The RTL IP have to be thoroughly verified using SystemVerilog and a UVM environment. The same environment can be used to further verify the TLM models and synthesizable models. This will ensure complete equivalence at all abstraction levels.
These advanced flows are also likely to enable the effective usage of the upcoming standard Portable Stimulus, which allows you to generate different flavors of test cases from the same verification intent.
HLS is a proven approach for ESL design, and moving up from RTL coding to HLS will give you time to actually explore the design space and make early trade-offs. Because SW is written in C and C++, you can simulate both SW and early HW together early, always a good thing instead of waiting for silicon to arrive. Virtual Platforms allow you to decide what goes into SW and HW.
Companies like CircuitSutra have deep experience using these ESL approaches to implement new design products quickly and correctly.

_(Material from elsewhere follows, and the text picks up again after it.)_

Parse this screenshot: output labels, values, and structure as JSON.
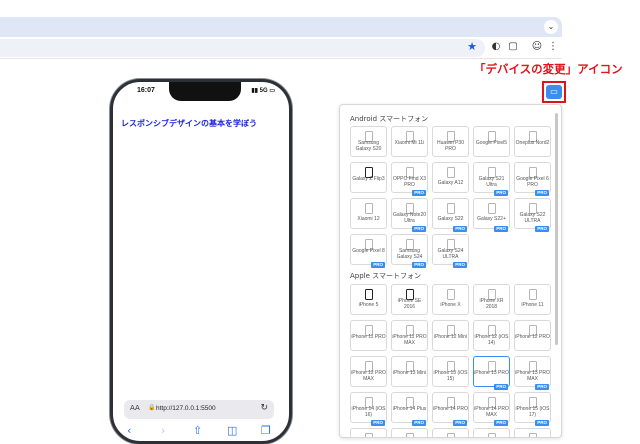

CircuitSutra is an Electronics System Level (ESL)design IP and services company, headquartered in India, having development centers in Noida and Bangalore, and an office in Santa Clara CA. It enables customers to adopt advanced methodologies based on C, C++, SystemC, TLM, IP-XACT, UVM-SystemC, SystemC-AMS, Verilog-AMS. Its core competencies include Virtual Prototype (Development, Verification, Deployment), High-Level Synthesis, Architecture & Performance modeling, SoC and System-Level co-design and co-verification.
CircuitSutra’s mission is to accelerate the adoption of ESL methodologies in the Industry.
CircuitSutra provides best in class ESL experts, who works as an extension of customer’s R&D team, either remotely through offshore development center (ODC) model or onsite at customer location. CircuitSutra provides re-usable modeling IP & methodology, that helps the customers to quick start their modeling projects. It also provides specialized SystemC training that helps customers to groom the non-SystemC professionals to become virtual prototyping experts.